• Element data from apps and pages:
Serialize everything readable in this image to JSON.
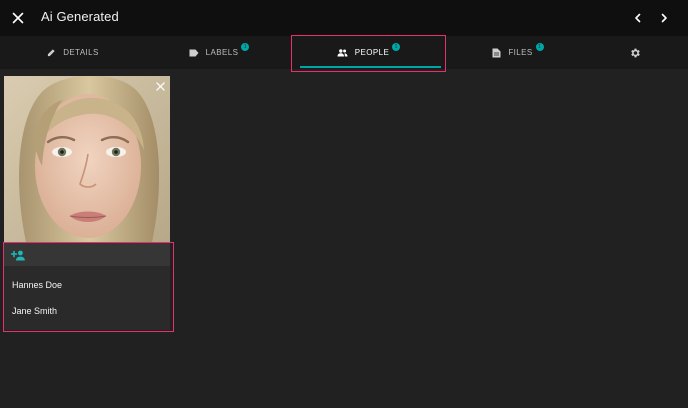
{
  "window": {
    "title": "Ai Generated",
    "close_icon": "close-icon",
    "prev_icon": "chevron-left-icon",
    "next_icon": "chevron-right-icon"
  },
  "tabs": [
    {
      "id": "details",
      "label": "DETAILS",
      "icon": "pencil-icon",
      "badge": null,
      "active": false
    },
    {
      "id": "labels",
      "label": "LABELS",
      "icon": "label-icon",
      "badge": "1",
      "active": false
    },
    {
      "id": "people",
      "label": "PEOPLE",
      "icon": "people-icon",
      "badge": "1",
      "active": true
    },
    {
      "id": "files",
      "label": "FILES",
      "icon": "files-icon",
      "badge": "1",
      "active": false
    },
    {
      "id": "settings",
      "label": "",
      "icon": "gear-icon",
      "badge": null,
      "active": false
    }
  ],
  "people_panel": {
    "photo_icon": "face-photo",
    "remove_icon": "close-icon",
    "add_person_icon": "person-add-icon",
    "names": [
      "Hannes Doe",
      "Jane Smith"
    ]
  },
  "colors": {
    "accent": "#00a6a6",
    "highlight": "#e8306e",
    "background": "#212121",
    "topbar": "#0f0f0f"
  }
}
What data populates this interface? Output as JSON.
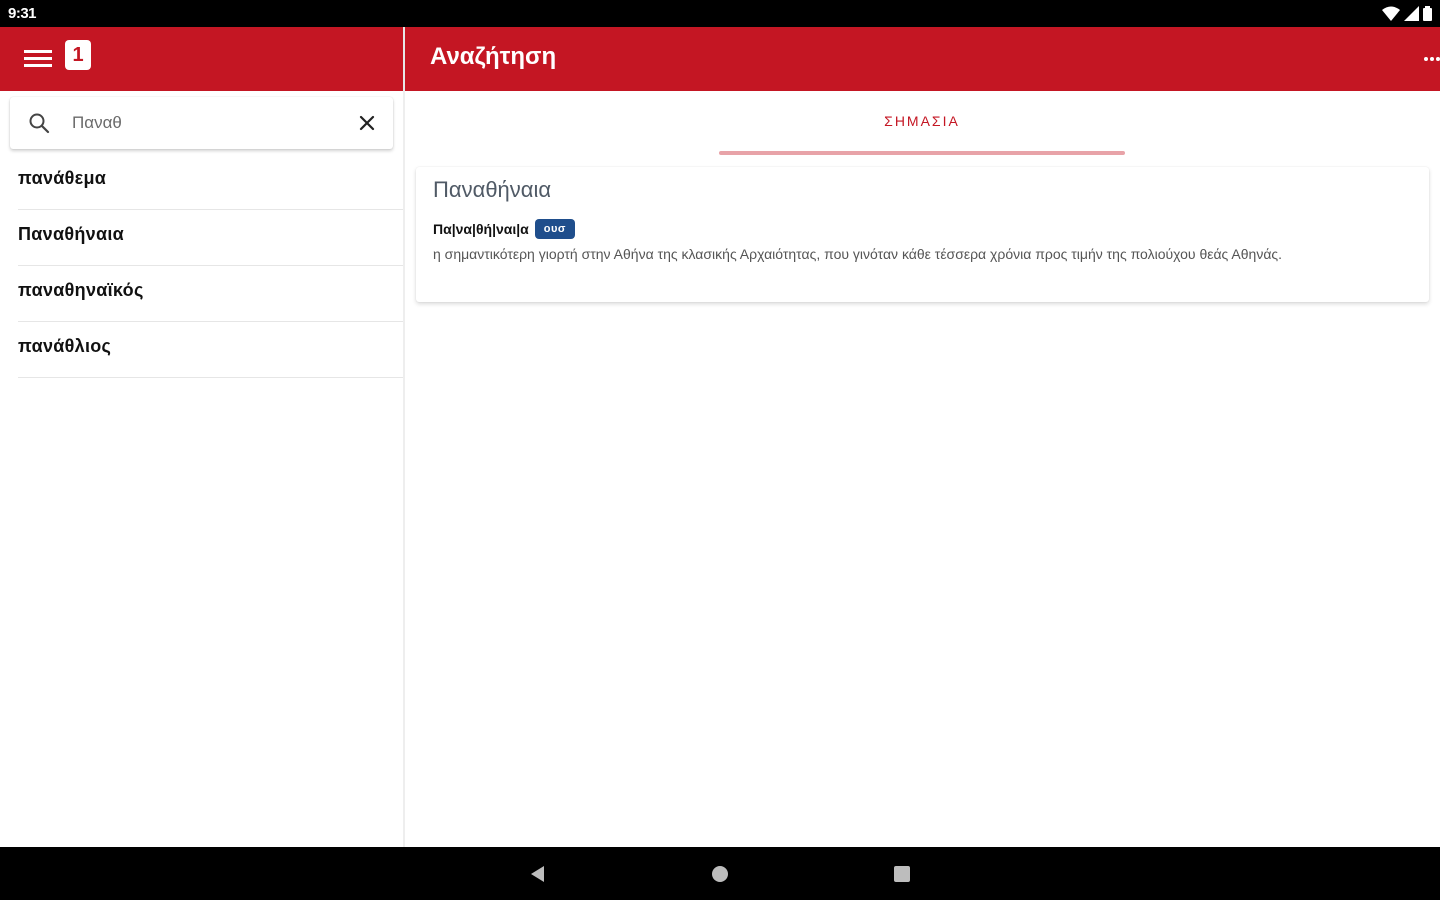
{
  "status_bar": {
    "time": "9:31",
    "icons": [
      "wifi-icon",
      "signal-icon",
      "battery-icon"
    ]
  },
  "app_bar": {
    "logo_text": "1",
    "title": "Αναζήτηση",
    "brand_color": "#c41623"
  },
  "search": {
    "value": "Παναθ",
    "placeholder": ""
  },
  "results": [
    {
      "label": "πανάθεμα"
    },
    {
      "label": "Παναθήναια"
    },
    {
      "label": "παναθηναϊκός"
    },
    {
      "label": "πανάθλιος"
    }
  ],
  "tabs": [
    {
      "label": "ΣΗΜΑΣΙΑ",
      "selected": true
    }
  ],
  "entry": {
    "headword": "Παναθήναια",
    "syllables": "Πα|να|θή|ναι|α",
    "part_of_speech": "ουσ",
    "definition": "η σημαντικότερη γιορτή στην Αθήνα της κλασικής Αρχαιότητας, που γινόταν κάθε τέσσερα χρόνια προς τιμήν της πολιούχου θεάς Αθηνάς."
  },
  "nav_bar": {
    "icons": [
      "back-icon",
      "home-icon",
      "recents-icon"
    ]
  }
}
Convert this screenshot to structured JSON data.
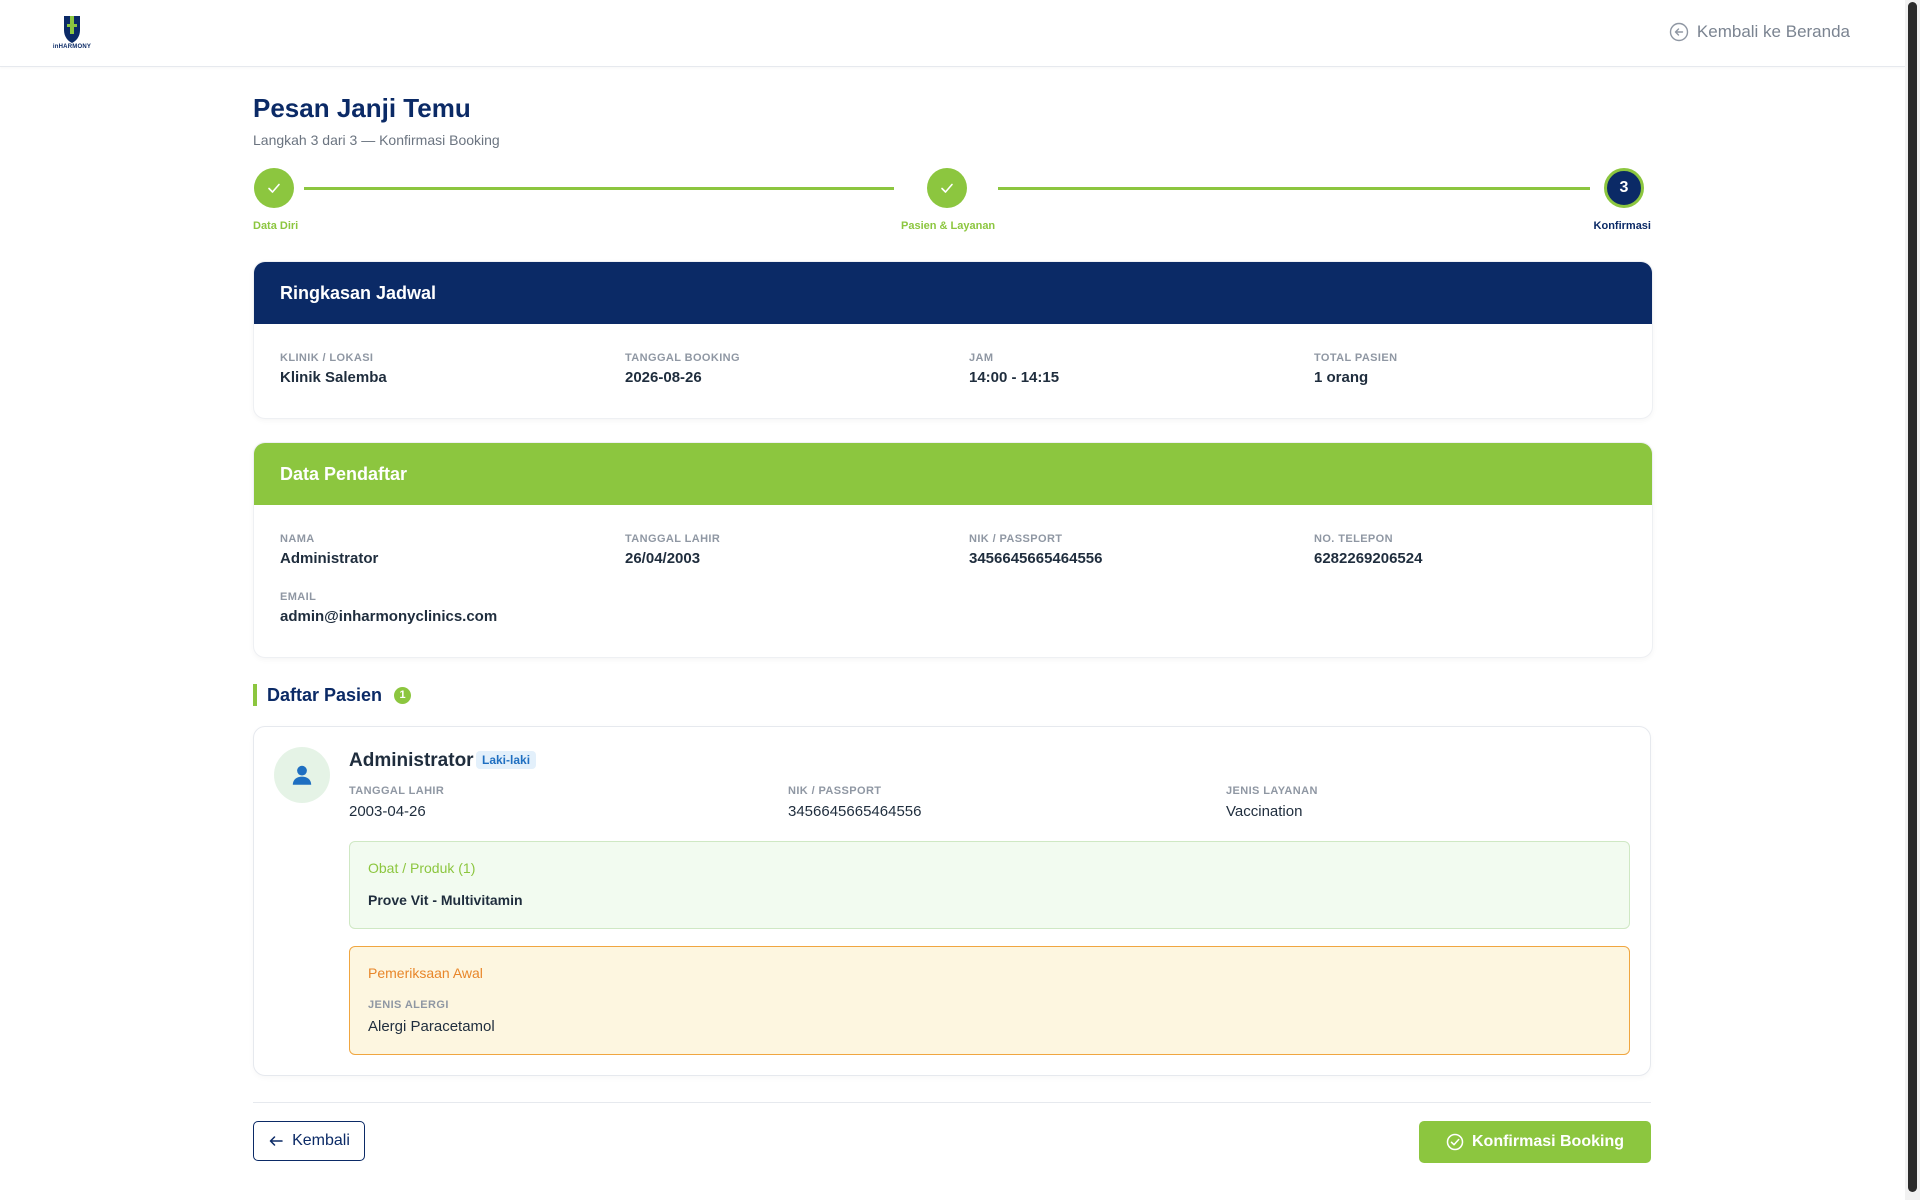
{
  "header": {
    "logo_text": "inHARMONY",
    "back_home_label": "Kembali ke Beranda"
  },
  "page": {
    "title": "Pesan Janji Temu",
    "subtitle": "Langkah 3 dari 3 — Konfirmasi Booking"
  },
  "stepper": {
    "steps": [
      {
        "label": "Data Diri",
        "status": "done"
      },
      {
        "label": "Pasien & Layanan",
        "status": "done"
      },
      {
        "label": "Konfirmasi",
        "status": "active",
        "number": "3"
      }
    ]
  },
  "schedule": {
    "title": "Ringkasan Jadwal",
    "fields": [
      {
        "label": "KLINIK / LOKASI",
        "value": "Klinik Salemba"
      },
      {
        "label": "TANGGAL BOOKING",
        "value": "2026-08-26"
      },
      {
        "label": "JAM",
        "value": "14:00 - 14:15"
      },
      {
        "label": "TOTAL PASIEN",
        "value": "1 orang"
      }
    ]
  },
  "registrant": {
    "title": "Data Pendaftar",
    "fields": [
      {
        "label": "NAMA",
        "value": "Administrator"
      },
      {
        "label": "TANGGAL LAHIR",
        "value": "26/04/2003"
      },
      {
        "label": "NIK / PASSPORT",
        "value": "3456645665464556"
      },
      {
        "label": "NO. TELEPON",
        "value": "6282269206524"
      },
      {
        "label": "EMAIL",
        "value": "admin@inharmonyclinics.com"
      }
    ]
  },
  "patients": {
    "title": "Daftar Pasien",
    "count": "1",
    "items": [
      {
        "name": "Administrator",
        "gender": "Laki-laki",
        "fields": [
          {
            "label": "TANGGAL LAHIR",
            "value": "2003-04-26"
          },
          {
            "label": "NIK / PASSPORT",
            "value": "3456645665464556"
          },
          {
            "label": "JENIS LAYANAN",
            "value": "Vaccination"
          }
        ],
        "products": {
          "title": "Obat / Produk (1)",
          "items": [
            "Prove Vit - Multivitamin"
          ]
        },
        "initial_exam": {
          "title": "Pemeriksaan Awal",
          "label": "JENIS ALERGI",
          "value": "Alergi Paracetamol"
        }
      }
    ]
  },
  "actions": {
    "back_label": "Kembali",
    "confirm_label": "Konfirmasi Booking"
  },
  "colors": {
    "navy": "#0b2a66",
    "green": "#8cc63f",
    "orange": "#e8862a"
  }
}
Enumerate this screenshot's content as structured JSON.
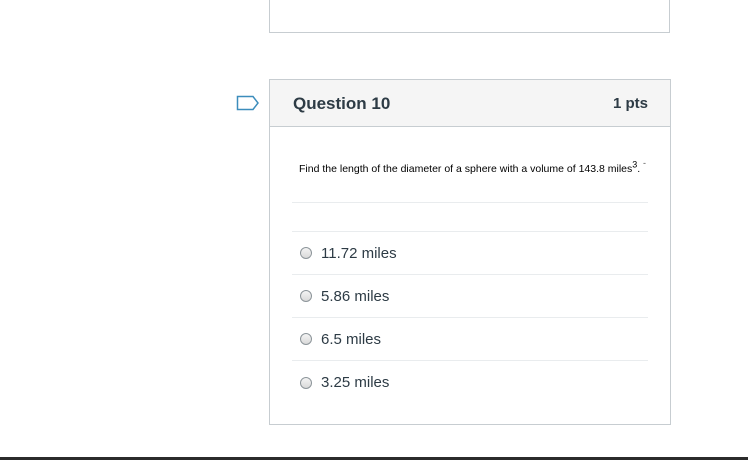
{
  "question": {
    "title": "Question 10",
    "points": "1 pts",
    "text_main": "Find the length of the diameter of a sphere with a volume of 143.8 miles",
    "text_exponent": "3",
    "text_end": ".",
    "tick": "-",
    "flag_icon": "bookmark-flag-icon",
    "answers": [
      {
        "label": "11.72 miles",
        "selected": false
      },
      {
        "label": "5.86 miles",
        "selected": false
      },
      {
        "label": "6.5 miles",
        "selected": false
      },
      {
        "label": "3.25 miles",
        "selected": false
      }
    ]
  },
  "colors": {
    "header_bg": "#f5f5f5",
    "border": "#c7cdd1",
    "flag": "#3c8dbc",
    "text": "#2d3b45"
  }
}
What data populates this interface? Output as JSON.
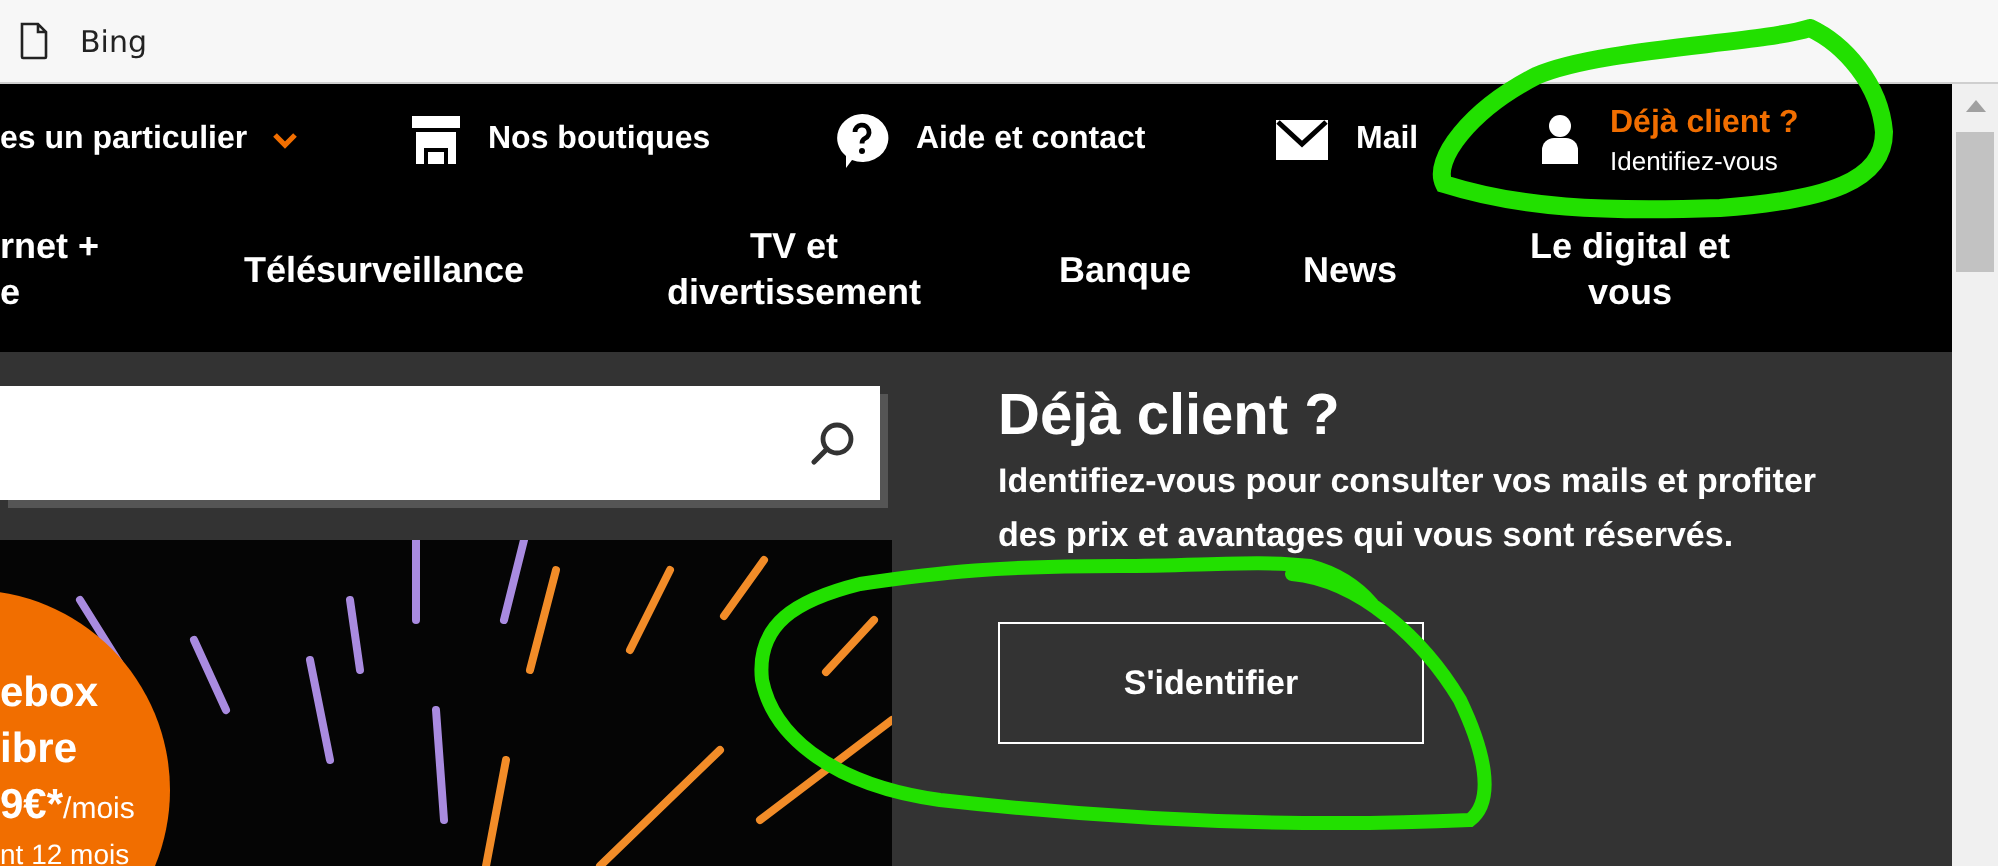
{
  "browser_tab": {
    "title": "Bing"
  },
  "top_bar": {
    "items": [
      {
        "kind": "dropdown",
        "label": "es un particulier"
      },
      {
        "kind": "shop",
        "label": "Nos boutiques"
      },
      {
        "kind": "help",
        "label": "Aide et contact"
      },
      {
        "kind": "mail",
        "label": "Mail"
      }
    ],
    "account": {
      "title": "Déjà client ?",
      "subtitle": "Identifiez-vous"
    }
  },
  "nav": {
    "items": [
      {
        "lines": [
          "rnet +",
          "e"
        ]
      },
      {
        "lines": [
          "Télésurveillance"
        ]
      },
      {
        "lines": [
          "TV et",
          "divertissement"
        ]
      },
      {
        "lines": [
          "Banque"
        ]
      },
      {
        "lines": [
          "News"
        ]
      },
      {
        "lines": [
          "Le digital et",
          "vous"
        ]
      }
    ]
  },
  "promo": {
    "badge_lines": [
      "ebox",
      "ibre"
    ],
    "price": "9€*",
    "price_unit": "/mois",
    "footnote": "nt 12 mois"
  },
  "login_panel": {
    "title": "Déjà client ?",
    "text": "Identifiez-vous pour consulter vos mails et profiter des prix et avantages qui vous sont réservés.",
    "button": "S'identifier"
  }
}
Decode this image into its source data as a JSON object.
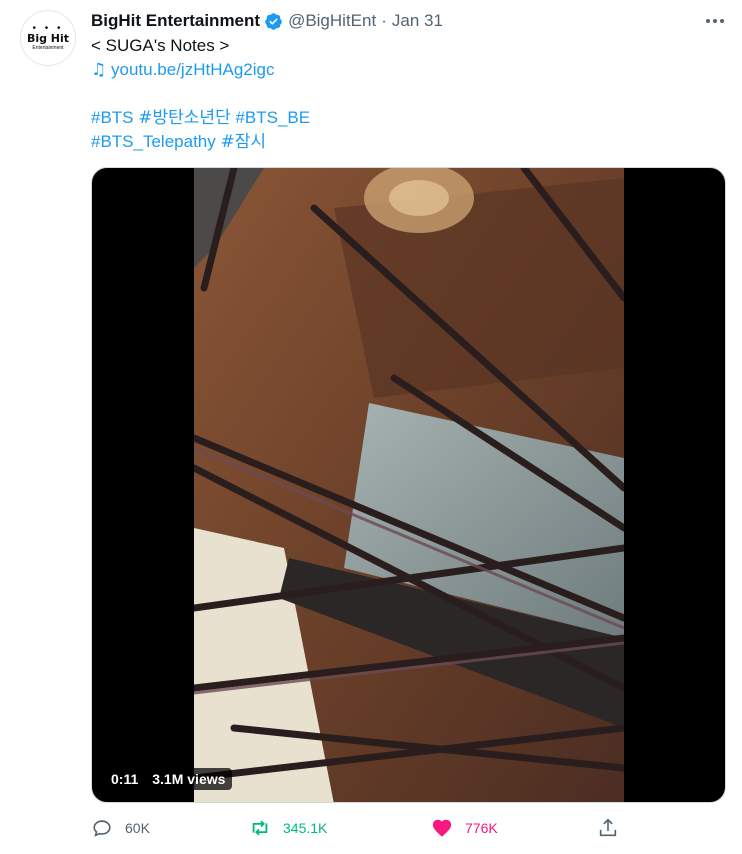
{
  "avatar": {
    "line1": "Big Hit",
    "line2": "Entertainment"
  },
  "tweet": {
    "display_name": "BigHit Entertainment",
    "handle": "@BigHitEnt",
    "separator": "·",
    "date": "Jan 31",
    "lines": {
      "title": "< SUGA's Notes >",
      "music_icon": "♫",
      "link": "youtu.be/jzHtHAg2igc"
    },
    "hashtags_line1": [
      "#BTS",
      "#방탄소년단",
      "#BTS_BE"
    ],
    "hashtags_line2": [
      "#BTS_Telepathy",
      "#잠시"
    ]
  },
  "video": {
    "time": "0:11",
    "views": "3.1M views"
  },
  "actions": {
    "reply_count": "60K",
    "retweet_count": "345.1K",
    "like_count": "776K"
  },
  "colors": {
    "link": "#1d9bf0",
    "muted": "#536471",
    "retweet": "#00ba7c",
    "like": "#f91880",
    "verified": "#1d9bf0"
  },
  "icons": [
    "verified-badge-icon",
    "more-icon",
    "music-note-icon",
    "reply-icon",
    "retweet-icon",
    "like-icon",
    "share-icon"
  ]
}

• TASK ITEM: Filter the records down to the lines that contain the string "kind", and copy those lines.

• WRITTEN REPLY:
        "kind": "dropdown",
        "kind": "shop",
        "kind": "help",
        "kind": "mail",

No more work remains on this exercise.